Footnote: 4 4This Court recognized the legitimacy of a conveyance by a joint tenant with right of survivorship in Herring v. Carroll, 171 W. Va. 516, 300 S.E.2d 629 (1983), and clearly established the ability of a joint tenant to convey his undivided interest to a third party, thereby destroying the right of survivorship. This Court stated as follows in syllabus point four:
Father tells you to go in the corner and stand on your head,
you'd probably do it to appease him. Especially when it comes
down to a business transaction where you're dealing with your
father's property. It's really Lou's property. He's giving it to
his son and wife. It's really his.
The difficulty with this argument is that there was no evidence underlying it.
Homestead Exemption: Mr. Click represented that he was the owner of the property and
obtaining a tax benefit for four to five years of approximately $350.00.
Loan Application: Mr. Click represented that he owned the properties when he obtained a

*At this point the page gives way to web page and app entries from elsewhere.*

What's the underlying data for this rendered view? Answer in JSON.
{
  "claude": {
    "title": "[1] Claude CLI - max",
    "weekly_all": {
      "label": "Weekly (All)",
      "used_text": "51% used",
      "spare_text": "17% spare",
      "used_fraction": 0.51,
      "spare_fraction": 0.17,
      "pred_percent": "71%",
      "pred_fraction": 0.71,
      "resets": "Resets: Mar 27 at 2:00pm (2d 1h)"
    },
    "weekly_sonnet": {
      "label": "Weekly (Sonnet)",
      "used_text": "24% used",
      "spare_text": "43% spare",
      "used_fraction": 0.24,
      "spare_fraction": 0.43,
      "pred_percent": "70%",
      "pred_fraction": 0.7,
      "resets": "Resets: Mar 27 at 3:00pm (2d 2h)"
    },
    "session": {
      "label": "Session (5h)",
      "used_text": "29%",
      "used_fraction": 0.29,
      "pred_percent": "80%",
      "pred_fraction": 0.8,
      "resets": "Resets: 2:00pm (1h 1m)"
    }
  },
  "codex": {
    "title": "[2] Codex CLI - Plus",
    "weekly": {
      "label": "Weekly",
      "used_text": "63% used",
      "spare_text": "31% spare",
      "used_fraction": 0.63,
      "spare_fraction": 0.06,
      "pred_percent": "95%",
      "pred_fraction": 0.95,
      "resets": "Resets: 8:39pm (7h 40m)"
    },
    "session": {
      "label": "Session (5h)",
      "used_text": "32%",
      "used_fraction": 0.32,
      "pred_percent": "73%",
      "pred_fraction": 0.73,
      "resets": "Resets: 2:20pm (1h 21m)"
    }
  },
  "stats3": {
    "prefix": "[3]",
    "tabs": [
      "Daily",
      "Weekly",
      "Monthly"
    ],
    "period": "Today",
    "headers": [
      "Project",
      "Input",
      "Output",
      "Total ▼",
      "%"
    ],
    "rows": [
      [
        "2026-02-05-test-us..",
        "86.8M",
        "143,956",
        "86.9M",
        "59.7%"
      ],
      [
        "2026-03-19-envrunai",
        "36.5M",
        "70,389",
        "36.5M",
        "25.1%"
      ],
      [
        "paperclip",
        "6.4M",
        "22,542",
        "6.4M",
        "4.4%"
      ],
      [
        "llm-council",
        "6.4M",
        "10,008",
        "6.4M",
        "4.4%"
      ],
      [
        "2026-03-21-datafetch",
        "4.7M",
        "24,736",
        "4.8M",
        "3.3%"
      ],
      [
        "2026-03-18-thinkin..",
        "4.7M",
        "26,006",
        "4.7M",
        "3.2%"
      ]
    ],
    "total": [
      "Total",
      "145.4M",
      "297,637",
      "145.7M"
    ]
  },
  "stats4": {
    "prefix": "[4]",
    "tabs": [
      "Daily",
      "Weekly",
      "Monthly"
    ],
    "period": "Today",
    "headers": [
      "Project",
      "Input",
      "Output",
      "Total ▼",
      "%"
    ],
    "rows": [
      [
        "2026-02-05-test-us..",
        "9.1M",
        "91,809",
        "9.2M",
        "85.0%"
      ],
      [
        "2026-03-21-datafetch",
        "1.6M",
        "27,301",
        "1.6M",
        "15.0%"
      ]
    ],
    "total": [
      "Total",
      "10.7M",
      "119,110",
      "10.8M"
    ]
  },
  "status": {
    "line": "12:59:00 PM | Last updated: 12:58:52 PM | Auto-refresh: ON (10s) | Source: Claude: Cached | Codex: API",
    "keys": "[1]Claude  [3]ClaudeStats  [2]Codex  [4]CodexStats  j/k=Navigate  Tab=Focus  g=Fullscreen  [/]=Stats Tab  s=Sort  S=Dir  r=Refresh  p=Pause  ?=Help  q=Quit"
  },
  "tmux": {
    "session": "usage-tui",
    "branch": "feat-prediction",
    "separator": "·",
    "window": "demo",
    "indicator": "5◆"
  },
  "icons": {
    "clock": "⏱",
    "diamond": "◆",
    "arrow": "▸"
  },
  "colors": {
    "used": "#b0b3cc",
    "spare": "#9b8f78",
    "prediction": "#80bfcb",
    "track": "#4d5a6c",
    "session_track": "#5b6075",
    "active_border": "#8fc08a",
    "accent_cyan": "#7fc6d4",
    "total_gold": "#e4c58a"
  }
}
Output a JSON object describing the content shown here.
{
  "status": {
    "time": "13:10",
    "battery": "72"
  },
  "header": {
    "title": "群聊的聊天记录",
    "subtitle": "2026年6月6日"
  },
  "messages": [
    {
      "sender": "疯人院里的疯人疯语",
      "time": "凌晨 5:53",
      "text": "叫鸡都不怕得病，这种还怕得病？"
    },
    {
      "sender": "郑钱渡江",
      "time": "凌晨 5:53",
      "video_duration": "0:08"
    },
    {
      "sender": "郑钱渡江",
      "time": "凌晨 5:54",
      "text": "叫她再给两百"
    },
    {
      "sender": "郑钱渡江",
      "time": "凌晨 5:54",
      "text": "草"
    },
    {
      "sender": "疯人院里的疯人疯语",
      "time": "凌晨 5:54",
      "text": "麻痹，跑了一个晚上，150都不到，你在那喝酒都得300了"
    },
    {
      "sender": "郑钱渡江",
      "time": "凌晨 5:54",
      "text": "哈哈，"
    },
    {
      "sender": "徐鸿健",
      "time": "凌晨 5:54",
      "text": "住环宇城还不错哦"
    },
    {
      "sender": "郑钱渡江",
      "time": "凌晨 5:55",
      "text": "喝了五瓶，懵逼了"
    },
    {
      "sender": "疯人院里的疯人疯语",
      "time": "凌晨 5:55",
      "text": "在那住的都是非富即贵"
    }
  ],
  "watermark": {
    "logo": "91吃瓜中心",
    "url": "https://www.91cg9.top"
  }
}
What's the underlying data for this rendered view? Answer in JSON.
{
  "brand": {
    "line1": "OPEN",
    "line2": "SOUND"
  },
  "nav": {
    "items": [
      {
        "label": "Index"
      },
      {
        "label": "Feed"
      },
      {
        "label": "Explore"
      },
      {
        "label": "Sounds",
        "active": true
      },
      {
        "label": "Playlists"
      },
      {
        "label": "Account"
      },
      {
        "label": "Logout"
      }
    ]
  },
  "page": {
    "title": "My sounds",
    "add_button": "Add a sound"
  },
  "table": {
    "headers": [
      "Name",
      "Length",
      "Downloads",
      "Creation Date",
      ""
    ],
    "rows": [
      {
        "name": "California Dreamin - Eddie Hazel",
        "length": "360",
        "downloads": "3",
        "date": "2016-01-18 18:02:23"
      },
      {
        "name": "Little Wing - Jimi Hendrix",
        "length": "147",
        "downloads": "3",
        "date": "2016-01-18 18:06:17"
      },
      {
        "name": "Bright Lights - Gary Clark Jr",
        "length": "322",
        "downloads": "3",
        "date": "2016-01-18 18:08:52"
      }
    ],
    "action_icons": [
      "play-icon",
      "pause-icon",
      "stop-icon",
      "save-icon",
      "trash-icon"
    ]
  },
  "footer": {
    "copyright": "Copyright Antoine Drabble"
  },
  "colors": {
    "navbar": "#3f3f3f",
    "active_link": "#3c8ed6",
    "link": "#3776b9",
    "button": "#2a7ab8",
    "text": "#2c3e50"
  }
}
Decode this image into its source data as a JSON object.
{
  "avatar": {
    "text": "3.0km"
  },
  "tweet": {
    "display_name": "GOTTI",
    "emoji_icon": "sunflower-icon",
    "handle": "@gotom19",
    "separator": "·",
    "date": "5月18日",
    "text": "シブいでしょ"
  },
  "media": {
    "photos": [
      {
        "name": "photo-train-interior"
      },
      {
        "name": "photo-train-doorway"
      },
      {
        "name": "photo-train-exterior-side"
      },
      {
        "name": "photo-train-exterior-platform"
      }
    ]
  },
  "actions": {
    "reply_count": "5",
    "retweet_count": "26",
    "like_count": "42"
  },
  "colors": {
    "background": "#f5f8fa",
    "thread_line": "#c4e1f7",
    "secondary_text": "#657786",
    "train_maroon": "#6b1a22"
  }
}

line of credit to pay for application of vinyl siding on a duplex on one of the rental properties.
Income Tax Returns: Mr. Click showed income from the property on his income tax returns.
Management of the Property: Mr. Click and Ms. Walls continued to manage the properties, including such activities as collection of rent and arrangements for repairs of the properties, without assistance from David or Anne Click.
Many cases involve what courts term mixed
questions--questions which, if they are to be resolved properly,
necessitate combining fact-finding with an elucidation of the
applicable law. The standard of review applicable to mixed
questions usually depends upon where they fall along the
degree-of-deference continuum: The more fact dominated the
question, the more likely it is the trier's resolution of it will be
accepted unless shown to be clearly erroneous. Tennant v.
Marion Health Care Foundation, Inc., 194 W. Va. 97, 106, 459
S.E.2d 374, 383 (1995).
Id. at 100 n. 3, 468 S.E.2d at 715 n. 3.